(Stored entries)
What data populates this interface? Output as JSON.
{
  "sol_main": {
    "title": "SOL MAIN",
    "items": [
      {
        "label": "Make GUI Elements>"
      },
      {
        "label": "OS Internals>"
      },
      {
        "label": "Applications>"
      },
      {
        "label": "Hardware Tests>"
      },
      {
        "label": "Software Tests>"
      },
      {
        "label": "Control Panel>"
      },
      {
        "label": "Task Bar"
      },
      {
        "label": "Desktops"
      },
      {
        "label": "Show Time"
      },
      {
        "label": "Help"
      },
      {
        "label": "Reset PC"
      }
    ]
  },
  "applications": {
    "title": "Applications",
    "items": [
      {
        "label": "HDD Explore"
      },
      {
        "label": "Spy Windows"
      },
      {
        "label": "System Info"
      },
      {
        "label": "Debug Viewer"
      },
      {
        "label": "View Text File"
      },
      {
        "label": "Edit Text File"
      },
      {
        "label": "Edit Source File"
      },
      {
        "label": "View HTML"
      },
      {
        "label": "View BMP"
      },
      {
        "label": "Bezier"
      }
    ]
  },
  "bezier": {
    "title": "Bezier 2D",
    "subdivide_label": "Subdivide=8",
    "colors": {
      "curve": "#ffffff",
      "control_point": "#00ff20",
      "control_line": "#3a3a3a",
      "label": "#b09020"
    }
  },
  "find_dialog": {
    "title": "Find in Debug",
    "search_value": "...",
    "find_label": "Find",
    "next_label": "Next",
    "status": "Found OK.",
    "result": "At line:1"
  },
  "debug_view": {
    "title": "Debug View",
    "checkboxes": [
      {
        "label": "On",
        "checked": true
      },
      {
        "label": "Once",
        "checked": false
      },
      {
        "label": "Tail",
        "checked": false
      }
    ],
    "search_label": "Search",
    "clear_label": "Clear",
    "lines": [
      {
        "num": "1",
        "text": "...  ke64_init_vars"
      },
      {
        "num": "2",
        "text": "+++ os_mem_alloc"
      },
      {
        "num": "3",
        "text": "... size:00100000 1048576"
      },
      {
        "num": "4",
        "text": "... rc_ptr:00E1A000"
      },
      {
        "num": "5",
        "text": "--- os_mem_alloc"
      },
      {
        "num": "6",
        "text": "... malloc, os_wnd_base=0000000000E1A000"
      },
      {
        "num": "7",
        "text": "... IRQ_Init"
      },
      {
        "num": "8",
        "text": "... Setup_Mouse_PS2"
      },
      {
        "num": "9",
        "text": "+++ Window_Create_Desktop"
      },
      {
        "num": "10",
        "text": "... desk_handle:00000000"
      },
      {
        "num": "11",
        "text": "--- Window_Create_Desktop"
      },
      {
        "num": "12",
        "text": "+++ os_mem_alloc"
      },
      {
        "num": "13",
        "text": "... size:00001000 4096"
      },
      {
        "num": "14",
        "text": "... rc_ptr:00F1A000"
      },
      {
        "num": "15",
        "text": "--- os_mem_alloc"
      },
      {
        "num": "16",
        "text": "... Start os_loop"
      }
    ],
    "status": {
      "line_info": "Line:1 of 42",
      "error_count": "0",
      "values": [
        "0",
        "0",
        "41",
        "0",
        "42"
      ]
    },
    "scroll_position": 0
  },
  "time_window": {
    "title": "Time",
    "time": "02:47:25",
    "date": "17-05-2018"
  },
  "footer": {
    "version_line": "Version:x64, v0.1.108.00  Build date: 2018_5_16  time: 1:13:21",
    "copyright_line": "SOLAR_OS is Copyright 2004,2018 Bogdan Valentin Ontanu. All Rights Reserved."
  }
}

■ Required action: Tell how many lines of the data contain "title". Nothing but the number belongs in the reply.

■ Exercise result: 6